Reconciliation cannot be taken lightly. It requires more than an “I’m sorry,” or even an “I’ll never do it again,” it takes a changed heart, a transformed spirit, a gift of grace. Left to our own devices we would either never reconcile, too proud to acknowledge any wrongdoing, or jump to a superficial reconciliation, where no one does the difficult work, the soul work, required for a truly renewed relationship.

Because of its difficulties any attempt at reconciliation begins with self-examination. How have our actions or inaction broken our relationships? How have our attitudes and ways of life become hindrances to experiencing life as a gift, to experience others as gifts, to experience God as the source of all that is? What needs to change in us in order for reconciliation to take place? These are difficult questions that necessitate a community, a community of reconciliation, to help each of us lean into the answers that will restore us.

Reconciliation requires repentance. Before the Eucharist

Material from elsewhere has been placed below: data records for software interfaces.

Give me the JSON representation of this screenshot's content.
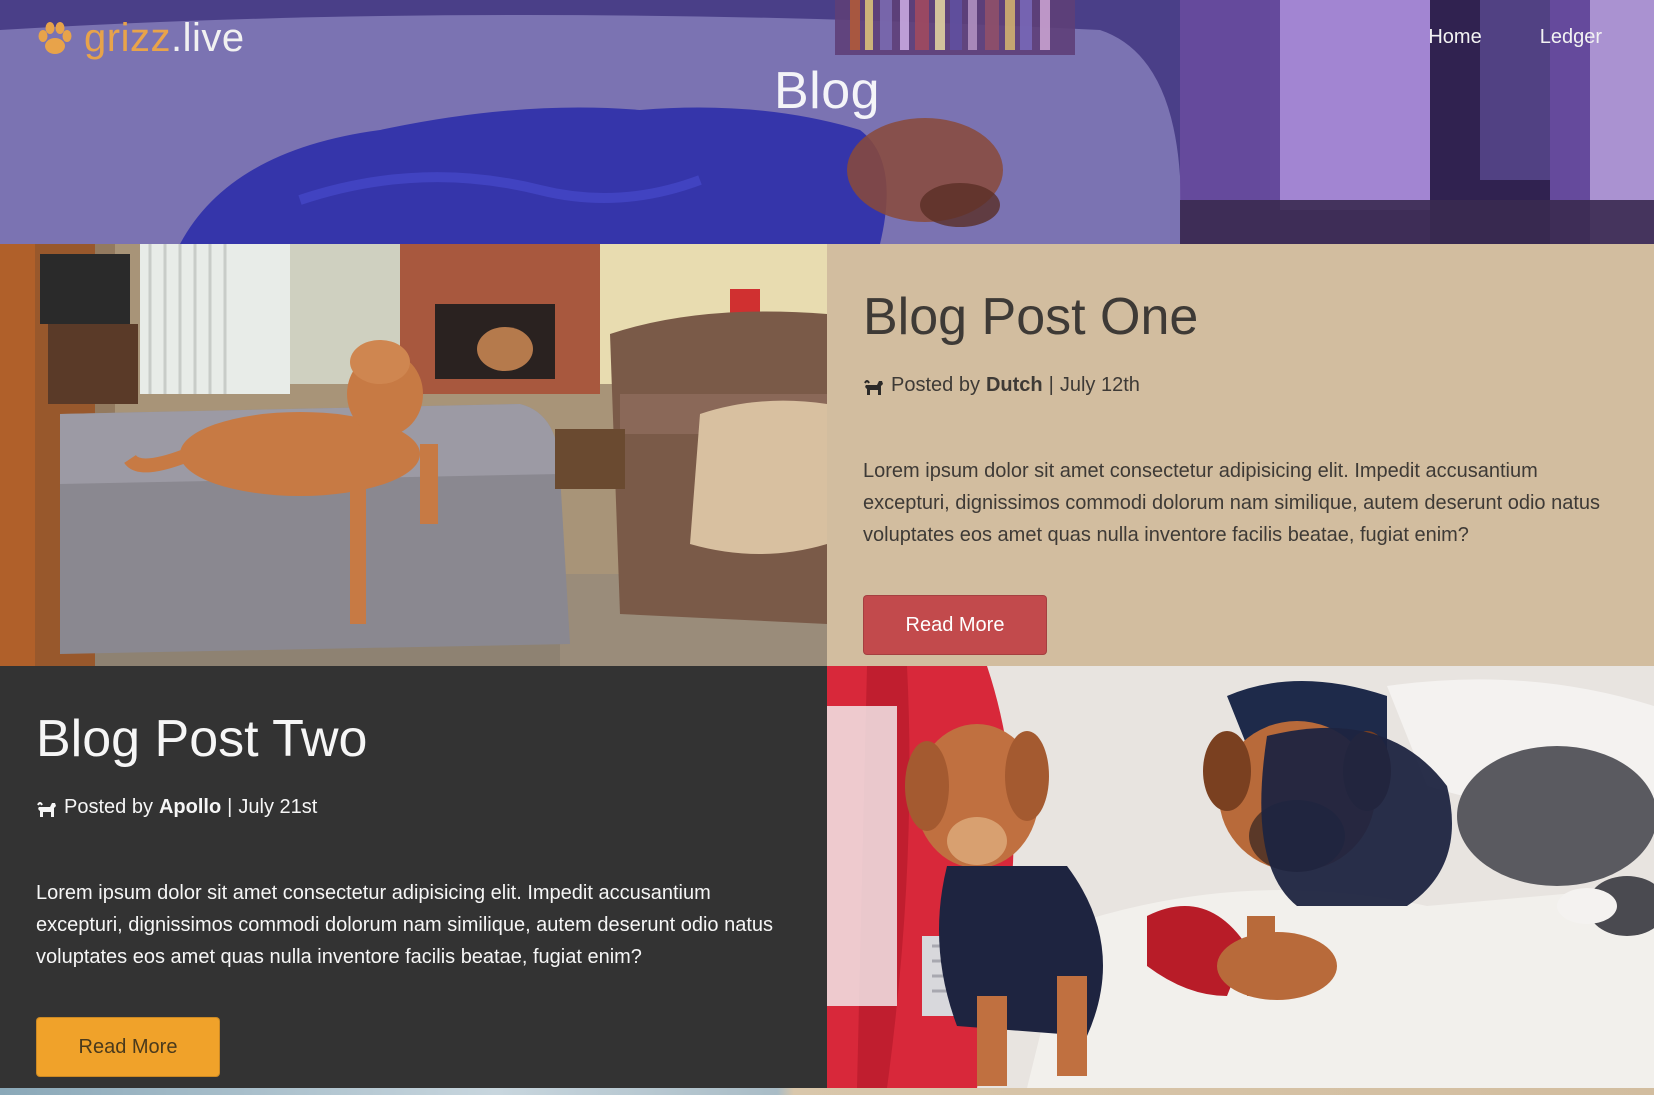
{
  "header": {
    "brand": {
      "name": "grizz",
      "tld": ".live",
      "icon": "paw-icon",
      "color": "#e8a34a"
    },
    "title": "Blog",
    "nav": [
      {
        "label": "Home"
      },
      {
        "label": "Ledger"
      }
    ]
  },
  "posts": [
    {
      "title": "Blog Post One",
      "meta_prefix": "Posted by",
      "author": "Dutch",
      "separator": "|",
      "date": "July 12th",
      "excerpt": "Lorem ipsum dolor sit amet consectetur adipisicing elit. Impedit accusantium excepturi, dignissimos commodi dolorum nam similique, autem deserunt odio natus voluptates eos amet quas nulla inventore facilis beatae, fugiat enim?",
      "button": "Read More",
      "button_color": "#c24a4c",
      "panel_color": "#d2bd9f",
      "icon": "dog-icon"
    },
    {
      "title": "Blog Post Two",
      "meta_prefix": "Posted by",
      "author": "Apollo",
      "separator": "|",
      "date": "July 21st",
      "excerpt": "Lorem ipsum dolor sit amet consectetur adipisicing elit. Impedit accusantium excepturi, dignissimos commodi dolorum nam similique, autem deserunt odio natus voluptates eos amet quas nulla inventore facilis beatae, fugiat enim?",
      "button": "Read More",
      "button_color": "#f0a22a",
      "panel_color": "#333333",
      "icon": "dog-icon"
    }
  ]
}
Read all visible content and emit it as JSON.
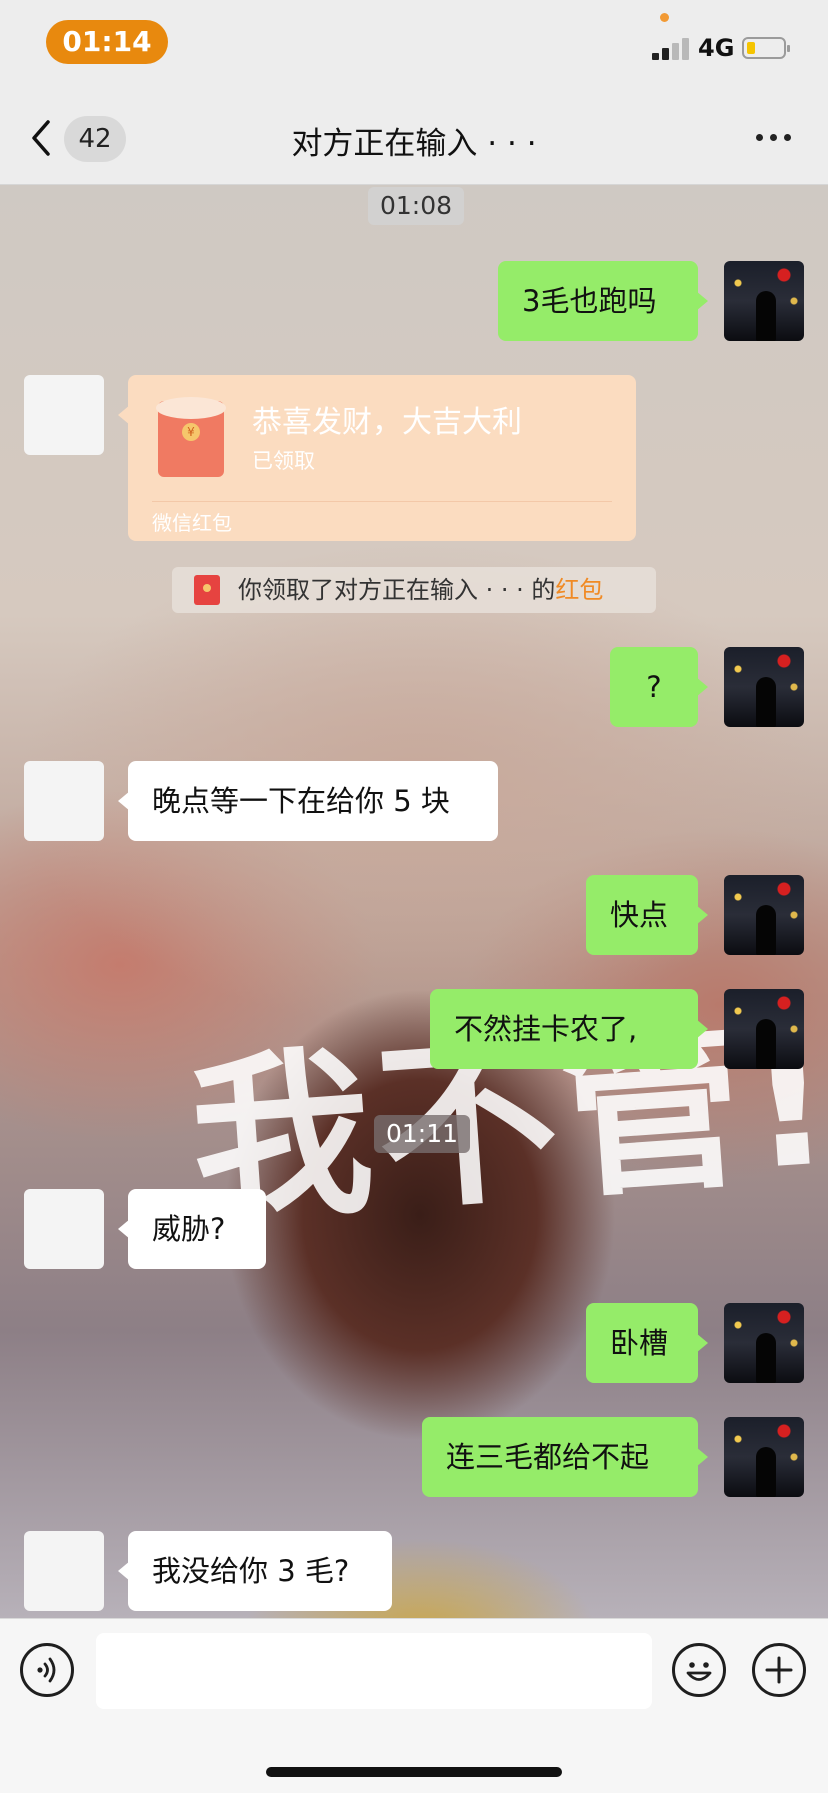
{
  "status_bar": {
    "time": "01:14",
    "network": "4G",
    "battery_color": "#f5c400"
  },
  "nav": {
    "unread_count": "42",
    "title": "对方正在输入 · · ·"
  },
  "chat": {
    "background_caption": "我不管!",
    "timestamps": [
      "01:08",
      "01:11"
    ],
    "messages": [
      {
        "from": "me",
        "text": "3毛也跑吗"
      },
      {
        "from": "other",
        "type": "red_packet",
        "title": "恭喜发财，大吉大利",
        "status": "已领取",
        "footer": "微信红包"
      },
      {
        "type": "system",
        "text": "你领取了对方正在输入 · · · 的",
        "link": "红包"
      },
      {
        "from": "me",
        "text": "?"
      },
      {
        "from": "other",
        "text": "晚点等一下在给你 5 块"
      },
      {
        "from": "me",
        "text": "快点"
      },
      {
        "from": "me",
        "text": "不然挂卡农了,"
      },
      {
        "from": "other",
        "text": "威胁?"
      },
      {
        "from": "me",
        "text": "卧槽"
      },
      {
        "from": "me",
        "text": "连三毛都给不起"
      },
      {
        "from": "other",
        "text": "我没给你 3 毛?"
      }
    ]
  },
  "input_bar": {
    "voice_icon": "voice-icon",
    "emoji_icon": "emoji-icon",
    "plus_icon": "plus-icon",
    "placeholder": ""
  },
  "colors": {
    "my_bubble": "#95ec69",
    "other_bubble": "#ffffff",
    "status_pill": "#e8890e",
    "red_packet": "#fbdcc0",
    "link": "#f08a24"
  }
}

“we confess that we have not loved [God] with our whole heart, have failed to be an obedient church, have not done [God’s] will, have broken [God’s] law, have rebelled against [God’s] love, have not loved our neighbors, and have not heard the cry of the needy.” (The United Methodist Hymnal)

We have proven time and time again to be self centered, have refused to live life for the common good as a community, and in our personal lives have behaved in ways that mirror our communal failings, both publicly and privately. In confessing we acknowledge our repentance and our desire to begin again.

Reconciliation requires penance. Although not very popular in the world today, penance is the activity of repentance. The penitent seeks to make things right that have been wrong. Penitential actions are much more than words said, or religious duty, but are the natural response to our recognition that our actions or inaction have caused brokenness in ourselves or others.

The means of grace provide for our continued ministry of reconciliation. It would be difficult for any of us to not seek reconciliation if we are immersed in the worship of God (with its call to make peace with our neighbor each Sunday), partaking of the Eucharist (with its continual telling of the story of our faith), studying and meditating on scripture, doing work of justice and peace in our community, and gathering with other believers to be accountable for our life of faith.

May the sign on our forehead become the visible sign of our desire to be reconciled again and again to God, to our neighbor, and to our true selves. May we be reconciled and become agents of reconciliation in the world. Let us repent! And believe the Gospel!